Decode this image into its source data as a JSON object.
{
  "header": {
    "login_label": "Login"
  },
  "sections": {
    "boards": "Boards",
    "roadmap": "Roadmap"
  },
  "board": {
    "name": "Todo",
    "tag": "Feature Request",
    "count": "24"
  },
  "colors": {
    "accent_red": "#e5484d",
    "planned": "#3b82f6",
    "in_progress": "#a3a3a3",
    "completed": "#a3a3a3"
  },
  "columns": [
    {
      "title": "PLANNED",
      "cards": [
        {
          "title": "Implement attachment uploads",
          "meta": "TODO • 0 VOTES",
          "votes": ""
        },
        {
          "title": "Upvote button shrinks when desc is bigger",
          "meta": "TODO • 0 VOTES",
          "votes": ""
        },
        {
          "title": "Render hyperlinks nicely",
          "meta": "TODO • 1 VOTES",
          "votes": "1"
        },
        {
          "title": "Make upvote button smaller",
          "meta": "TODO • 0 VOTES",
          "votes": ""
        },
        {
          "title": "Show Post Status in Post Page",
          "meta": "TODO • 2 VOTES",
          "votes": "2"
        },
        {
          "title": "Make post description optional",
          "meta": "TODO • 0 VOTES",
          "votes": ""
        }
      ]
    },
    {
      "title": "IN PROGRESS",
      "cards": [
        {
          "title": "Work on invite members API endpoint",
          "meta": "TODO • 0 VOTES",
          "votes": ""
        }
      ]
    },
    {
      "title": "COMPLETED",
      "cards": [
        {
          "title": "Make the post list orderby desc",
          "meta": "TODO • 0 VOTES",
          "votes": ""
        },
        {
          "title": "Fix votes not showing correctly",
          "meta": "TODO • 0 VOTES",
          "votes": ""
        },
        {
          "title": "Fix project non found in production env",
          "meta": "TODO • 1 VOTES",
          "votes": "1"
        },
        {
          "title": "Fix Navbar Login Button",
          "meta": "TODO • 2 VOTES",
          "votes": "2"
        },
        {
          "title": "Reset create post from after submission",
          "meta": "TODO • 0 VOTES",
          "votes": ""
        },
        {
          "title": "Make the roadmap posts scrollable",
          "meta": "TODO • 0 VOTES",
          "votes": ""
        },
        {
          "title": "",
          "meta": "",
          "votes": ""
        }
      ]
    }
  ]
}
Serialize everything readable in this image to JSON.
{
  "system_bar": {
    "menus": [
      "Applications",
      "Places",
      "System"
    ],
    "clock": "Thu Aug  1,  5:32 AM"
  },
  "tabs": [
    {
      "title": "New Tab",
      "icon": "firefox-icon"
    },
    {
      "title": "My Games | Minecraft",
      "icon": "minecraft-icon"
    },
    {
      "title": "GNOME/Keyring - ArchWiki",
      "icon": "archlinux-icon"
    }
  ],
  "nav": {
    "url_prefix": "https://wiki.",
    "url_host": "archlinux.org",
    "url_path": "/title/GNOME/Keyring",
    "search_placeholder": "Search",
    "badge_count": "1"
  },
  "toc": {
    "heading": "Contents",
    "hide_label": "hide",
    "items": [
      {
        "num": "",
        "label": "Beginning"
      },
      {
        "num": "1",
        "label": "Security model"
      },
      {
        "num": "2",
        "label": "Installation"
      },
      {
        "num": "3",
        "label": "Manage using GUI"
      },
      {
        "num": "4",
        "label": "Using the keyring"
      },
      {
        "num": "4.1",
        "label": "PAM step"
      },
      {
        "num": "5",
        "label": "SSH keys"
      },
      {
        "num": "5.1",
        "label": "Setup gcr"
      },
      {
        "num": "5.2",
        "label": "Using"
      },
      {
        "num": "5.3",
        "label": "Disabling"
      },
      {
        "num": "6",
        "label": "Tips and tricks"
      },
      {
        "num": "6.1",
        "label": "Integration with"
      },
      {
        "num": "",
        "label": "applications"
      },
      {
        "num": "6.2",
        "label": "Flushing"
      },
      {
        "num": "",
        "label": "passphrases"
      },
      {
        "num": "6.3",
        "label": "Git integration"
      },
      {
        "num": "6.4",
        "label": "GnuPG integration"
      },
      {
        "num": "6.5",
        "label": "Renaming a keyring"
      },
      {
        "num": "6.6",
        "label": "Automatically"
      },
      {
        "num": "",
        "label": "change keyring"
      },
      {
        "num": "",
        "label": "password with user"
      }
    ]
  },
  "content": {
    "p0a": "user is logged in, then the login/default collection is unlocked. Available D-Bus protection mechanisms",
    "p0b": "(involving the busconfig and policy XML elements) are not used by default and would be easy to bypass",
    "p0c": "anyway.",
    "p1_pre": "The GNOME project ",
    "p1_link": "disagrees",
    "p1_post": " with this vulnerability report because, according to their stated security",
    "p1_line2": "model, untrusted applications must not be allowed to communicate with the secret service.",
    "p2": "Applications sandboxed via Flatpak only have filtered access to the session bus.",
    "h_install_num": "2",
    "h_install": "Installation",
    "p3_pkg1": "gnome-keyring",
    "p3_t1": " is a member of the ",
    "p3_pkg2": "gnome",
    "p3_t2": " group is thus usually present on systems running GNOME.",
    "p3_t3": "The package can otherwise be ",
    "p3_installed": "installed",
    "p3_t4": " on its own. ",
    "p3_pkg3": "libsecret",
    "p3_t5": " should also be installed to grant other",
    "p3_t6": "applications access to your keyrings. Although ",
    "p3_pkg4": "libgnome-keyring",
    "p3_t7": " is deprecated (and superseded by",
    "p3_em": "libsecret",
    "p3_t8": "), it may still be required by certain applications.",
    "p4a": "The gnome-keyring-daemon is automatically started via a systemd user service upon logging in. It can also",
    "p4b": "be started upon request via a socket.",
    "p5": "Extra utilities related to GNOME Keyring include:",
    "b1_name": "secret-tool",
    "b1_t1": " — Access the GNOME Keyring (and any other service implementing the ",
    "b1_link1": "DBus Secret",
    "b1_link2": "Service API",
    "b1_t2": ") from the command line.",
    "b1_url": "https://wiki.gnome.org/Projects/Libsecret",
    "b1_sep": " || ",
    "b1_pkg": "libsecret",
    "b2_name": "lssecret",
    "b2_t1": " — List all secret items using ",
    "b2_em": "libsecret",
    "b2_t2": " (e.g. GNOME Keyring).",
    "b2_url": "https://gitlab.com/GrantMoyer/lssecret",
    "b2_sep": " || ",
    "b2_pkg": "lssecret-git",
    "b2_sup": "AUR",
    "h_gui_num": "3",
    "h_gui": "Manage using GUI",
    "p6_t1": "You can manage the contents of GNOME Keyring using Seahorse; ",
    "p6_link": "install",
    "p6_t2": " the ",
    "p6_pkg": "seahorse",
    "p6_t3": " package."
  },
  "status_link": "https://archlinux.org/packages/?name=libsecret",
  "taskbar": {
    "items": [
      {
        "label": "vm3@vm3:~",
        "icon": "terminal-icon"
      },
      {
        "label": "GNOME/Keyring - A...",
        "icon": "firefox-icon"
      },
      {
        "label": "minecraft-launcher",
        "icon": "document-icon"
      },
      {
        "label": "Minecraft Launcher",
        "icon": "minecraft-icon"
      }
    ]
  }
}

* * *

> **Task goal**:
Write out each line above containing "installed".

> **Written response**:
    "p3_installed": "installed",
    "p3_t5": " should also be installed to grant other",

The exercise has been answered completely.